I like the American prints of these books over the British for the sole reason that there's a glossery in the back of each one that's fabbity-fab-fab and full of hilariousity (as Georgia would say). The British versions, on the other hand, have most excellent titles, such as It's OK, I'm wearing really big knickers (On the Bright Side...) and the new one Away Laughing on a Fast Camel (which I haven't read... I'm waiting for it to come out in paperback) in England is And that's when it Fell off in my Hand. Apparently And that's when it fell off... is too rude for American audiences and well, we don't refer to our underpants as knickers, so the other one didn't make much sense...

Of couse, On the Bright Side... as a title did have its own problems! (For any worried parents out there-- there isn't any sex in these books. "Sex God" is British for "really hot".)

Anyway... back to Georgia. She's really shallow and her whole diary is full of boys, makeup, and getting into trouble at school. High brow, it is not. Hilarious and absolutely silly, it definetely is. Read them order. Angus... is still the longest, but Away laughing... looks promising... and I hate to admit it, but man, I hope she ends up with Dave the Laugh. It will never happen though, because she's too shallow. *sigh*

Oh! They're also available in adult editions! They include 2 books in one and have tamer covers and really boring names (The Confessions of Georgia Nicolson).

Moving on to Adrian Mole. Also a diary. Also British. Also funny, but in a darker way. And Adrian's a boy, whereas Georgia's a girl. Adrian's humor comes from Townsend's hilarious characters. This is still light reading, but not the complete fluff of Georgia. From Major to Minor is a four-book collection. The first book, The Secret Diary of Adrian Mole, aged 13 3/4, is the best. After he goes off to college, eh. However, there are more books not in this book, such as The Cappucino Years that my sister highly recomends. I'll try and check them out sometime!

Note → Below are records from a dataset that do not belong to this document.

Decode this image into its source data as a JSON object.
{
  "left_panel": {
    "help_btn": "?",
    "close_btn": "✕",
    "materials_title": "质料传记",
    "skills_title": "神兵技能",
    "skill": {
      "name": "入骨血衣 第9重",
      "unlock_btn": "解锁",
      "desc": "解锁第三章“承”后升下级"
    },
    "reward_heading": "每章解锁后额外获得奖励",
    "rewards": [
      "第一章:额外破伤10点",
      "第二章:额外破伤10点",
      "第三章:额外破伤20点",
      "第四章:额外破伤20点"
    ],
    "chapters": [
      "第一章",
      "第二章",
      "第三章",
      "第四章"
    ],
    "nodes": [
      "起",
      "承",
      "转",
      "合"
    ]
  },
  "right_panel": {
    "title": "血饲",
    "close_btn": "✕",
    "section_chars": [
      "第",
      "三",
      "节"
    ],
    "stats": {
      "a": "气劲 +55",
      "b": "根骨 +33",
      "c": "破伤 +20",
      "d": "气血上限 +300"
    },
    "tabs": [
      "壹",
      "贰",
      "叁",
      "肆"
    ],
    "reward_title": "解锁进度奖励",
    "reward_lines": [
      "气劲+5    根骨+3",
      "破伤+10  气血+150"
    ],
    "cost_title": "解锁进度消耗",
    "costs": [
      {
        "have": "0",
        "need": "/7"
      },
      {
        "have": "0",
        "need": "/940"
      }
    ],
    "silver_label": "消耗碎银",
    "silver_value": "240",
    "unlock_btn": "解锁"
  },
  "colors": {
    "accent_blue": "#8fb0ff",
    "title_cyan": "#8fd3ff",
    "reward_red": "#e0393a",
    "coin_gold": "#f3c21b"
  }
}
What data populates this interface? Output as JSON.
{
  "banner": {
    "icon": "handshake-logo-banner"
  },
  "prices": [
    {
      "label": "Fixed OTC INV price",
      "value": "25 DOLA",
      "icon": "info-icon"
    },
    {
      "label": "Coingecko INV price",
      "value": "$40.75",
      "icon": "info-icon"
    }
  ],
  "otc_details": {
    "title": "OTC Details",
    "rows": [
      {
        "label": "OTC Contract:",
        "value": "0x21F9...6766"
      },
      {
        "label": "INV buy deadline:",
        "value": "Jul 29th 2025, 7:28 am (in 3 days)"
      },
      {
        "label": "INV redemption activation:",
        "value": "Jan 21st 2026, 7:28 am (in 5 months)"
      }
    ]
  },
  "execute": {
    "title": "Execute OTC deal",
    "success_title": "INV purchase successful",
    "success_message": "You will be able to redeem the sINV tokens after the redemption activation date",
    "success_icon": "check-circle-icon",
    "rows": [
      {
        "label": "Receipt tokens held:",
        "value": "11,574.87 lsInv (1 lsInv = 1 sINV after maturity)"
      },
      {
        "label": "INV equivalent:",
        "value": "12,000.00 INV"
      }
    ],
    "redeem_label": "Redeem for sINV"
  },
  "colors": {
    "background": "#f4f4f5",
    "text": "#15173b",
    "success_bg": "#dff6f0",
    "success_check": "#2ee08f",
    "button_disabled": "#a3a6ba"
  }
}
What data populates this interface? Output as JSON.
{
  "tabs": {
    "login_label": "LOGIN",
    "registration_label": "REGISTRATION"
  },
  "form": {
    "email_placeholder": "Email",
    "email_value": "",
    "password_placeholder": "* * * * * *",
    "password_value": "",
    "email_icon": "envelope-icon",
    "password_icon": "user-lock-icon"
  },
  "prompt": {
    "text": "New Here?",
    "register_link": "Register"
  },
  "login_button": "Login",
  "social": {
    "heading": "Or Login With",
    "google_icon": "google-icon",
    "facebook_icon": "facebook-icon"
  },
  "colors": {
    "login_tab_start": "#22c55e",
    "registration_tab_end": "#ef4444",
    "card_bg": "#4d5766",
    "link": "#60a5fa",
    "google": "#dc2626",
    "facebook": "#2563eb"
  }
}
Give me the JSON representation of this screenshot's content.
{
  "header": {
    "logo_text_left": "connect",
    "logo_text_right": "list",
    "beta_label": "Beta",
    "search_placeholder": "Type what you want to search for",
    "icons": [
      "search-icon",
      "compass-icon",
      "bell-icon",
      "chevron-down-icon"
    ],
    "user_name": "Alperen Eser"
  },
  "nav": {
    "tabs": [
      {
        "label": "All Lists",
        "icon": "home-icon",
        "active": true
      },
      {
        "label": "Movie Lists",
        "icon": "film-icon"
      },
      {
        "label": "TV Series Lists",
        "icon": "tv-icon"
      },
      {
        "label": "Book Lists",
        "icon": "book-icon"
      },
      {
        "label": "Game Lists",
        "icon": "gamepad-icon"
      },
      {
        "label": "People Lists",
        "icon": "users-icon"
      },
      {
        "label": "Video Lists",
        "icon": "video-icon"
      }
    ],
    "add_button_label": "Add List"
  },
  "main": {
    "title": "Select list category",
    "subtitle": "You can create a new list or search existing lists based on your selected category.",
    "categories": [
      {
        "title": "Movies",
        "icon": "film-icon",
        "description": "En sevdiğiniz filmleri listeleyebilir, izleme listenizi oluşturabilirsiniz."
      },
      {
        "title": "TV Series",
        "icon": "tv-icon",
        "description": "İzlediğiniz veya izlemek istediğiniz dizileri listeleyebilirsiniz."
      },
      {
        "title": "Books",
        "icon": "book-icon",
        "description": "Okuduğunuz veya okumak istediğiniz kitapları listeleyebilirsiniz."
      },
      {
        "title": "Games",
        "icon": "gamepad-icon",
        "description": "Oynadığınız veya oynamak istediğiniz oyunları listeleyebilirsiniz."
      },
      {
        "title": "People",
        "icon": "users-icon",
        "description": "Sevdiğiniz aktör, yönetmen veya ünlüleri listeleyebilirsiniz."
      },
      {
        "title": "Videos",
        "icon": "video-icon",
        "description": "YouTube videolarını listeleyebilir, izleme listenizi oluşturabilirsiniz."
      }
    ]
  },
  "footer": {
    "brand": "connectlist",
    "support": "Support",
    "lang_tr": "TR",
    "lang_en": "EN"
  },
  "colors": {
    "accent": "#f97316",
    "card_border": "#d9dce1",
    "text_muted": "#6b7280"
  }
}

Also, I think that the Adrian books were written more for adults, and Georgia was written for 13-year-olds.